For this exercise, print the records below verbatim.
+++
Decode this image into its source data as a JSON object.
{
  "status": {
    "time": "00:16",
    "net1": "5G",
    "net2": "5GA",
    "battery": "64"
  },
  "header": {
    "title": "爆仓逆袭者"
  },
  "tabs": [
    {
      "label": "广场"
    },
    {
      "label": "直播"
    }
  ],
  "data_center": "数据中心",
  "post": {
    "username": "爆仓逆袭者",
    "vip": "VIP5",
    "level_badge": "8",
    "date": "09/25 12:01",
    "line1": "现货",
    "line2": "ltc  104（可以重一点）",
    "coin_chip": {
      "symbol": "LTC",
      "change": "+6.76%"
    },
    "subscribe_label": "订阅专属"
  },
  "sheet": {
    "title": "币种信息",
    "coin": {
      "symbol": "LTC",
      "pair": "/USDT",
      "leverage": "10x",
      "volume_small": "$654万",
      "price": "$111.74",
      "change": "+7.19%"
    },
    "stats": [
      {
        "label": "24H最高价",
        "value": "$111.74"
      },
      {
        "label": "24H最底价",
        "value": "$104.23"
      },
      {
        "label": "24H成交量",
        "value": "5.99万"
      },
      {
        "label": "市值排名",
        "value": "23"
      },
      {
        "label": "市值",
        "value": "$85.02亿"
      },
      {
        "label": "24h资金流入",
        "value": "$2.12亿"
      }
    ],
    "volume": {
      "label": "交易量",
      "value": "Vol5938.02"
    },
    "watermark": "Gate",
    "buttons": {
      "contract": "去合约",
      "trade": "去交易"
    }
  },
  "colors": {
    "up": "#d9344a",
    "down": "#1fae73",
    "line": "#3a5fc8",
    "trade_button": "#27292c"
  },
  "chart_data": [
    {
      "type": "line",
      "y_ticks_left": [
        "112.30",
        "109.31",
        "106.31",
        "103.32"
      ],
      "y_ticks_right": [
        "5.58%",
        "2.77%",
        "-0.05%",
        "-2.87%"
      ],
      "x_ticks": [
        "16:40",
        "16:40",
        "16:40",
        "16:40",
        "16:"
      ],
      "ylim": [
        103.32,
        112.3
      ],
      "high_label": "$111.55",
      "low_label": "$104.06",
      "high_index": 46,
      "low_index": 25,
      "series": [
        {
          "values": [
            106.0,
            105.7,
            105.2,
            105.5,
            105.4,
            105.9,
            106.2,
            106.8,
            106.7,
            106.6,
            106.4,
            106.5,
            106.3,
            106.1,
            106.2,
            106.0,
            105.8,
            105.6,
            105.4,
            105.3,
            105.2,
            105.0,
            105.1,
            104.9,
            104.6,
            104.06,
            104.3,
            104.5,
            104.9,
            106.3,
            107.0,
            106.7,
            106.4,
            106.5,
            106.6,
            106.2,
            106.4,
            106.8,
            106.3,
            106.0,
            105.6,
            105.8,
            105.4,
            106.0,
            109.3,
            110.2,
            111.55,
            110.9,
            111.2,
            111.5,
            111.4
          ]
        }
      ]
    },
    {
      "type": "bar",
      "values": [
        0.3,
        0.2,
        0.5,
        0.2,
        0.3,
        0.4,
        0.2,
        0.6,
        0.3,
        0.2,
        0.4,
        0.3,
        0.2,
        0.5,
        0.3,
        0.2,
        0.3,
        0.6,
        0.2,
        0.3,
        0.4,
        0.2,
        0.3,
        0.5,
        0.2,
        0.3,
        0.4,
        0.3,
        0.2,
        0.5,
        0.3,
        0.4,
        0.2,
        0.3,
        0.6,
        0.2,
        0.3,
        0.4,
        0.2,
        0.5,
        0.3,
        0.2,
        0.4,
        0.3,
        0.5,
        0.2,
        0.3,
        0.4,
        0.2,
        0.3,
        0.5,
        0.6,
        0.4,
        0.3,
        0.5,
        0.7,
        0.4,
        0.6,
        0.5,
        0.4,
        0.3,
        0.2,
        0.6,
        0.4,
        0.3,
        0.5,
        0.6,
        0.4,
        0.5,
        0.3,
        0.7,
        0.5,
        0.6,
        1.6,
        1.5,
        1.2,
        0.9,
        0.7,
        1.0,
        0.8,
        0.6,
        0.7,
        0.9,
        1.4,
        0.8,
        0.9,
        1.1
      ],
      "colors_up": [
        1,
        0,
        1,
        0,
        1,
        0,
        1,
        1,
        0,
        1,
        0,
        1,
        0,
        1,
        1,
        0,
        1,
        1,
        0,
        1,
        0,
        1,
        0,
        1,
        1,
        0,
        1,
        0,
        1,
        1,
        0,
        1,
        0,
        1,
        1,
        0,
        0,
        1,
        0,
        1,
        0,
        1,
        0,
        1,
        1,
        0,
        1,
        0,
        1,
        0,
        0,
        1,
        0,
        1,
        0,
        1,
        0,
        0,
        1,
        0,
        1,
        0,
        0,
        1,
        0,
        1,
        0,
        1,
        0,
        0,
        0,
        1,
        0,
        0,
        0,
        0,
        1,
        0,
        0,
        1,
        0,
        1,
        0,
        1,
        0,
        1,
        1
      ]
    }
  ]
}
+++
**Answer below**
Decode this image into its source data as a JSON object.
{
  "status": {
    "time": "00:16",
    "net1": "5G",
    "net2": "5GA",
    "battery": "64"
  },
  "header": {
    "title": "爆仓逆袭者"
  },
  "tabs": [
    {
      "label": "广场"
    },
    {
      "label": "直播"
    }
  ],
  "data_center": "数据中心",
  "post": {
    "username": "爆仓逆袭者",
    "vip": "VIP5",
    "level_badge": "8",
    "date": "09/25 12:01",
    "line1": "现货",
    "line2": "ltc  104（可以重一点）",
    "coin_chip": {
      "symbol": "LTC",
      "change": "+6.76%"
    },
    "subscribe_label": "订阅专属"
  },
  "sheet": {
    "title": "币种信息",
    "coin": {
      "symbol": "LTC",
      "pair": "/USDT",
      "leverage": "10x",
      "volume_small": "$654万",
      "price": "$111.74",
      "change": "+7.19%"
    },
    "stats": [
      {
        "label": "24H最高价",
        "value": "$111.74"
      },
      {
        "label": "24H最底价",
        "value": "$104.23"
      },
      {
        "label": "24H成交量",
        "value": "5.99万"
      },
      {
        "label": "市值排名",
        "value": "23"
      },
      {
        "label": "市值",
        "value": "$85.02亿"
      },
      {
        "label": "24h资金流入",
        "value": "$2.12亿"
      }
    ],
    "volume": {
      "label": "交易量",
      "value": "Vol5938.02"
    },
    "watermark": "Gate",
    "buttons": {
      "contract": "去合约",
      "trade": "去交易"
    }
  },
  "colors": {
    "up": "#d9344a",
    "down": "#1fae73",
    "line": "#3a5fc8",
    "trade_button": "#27292c"
  },
  "chart_data": [
    {
      "type": "line",
      "y_ticks_left": [
        "112.30",
        "109.31",
        "106.31",
        "103.32"
      ],
      "y_ticks_right": [
        "5.58%",
        "2.77%",
        "-0.05%",
        "-2.87%"
      ],
      "x_ticks": [
        "16:40",
        "16:40",
        "16:40",
        "16:40",
        "16:"
      ],
      "ylim": [
        103.32,
        112.3
      ],
      "high_label": "$111.55",
      "low_label": "$104.06",
      "high_index": 46,
      "low_index": 25,
      "series": [
        {
          "values": [
            106.0,
            105.7,
            105.2,
            105.5,
            105.4,
            105.9,
            106.2,
            106.8,
            106.7,
            106.6,
            106.4,
            106.5,
            106.3,
            106.1,
            106.2,
            106.0,
            105.8,
            105.6,
            105.4,
            105.3,
            105.2,
            105.0,
            105.1,
            104.9,
            104.6,
            104.06,
            104.3,
            104.5,
            104.9,
            106.3,
            107.0,
            106.7,
            106.4,
            106.5,
            106.6,
            106.2,
            106.4,
            106.8,
            106.3,
            106.0,
            105.6,
            105.8,
            105.4,
            106.0,
            109.3,
            110.2,
            111.55,
            110.9,
            111.2,
            111.5,
            111.4
          ]
        }
      ]
    },
    {
      "type": "bar",
      "values": [
        0.3,
        0.2,
        0.5,
        0.2,
        0.3,
        0.4,
        0.2,
        0.6,
        0.3,
        0.2,
        0.4,
        0.3,
        0.2,
        0.5,
        0.3,
        0.2,
        0.3,
        0.6,
        0.2,
        0.3,
        0.4,
        0.2,
        0.3,
        0.5,
        0.2,
        0.3,
        0.4,
        0.3,
        0.2,
        0.5,
        0.3,
        0.4,
        0.2,
        0.3,
        0.6,
        0.2,
        0.3,
        0.4,
        0.2,
        0.5,
        0.3,
        0.2,
        0.4,
        0.3,
        0.5,
        0.2,
        0.3,
        0.4,
        0.2,
        0.3,
        0.5,
        0.6,
        0.4,
        0.3,
        0.5,
        0.7,
        0.4,
        0.6,
        0.5,
        0.4,
        0.3,
        0.2,
        0.6,
        0.4,
        0.3,
        0.5,
        0.6,
        0.4,
        0.5,
        0.3,
        0.7,
        0.5,
        0.6,
        1.6,
        1.5,
        1.2,
        0.9,
        0.7,
        1.0,
        0.8,
        0.6,
        0.7,
        0.9,
        1.4,
        0.8,
        0.9,
        1.1
      ],
      "colors_up": [
        1,
        0,
        1,
        0,
        1,
        0,
        1,
        1,
        0,
        1,
        0,
        1,
        0,
        1,
        1,
        0,
        1,
        1,
        0,
        1,
        0,
        1,
        0,
        1,
        1,
        0,
        1,
        0,
        1,
        1,
        0,
        1,
        0,
        1,
        1,
        0,
        0,
        1,
        0,
        1,
        0,
        1,
        0,
        1,
        1,
        0,
        1,
        0,
        1,
        0,
        0,
        1,
        0,
        1,
        0,
        1,
        0,
        0,
        1,
        0,
        1,
        0,
        0,
        1,
        0,
        1,
        0,
        1,
        0,
        0,
        0,
        1,
        0,
        0,
        0,
        0,
        1,
        0,
        0,
        1,
        0,
        1,
        0,
        1,
        0,
        1,
        1
      ]
    }
  ]
}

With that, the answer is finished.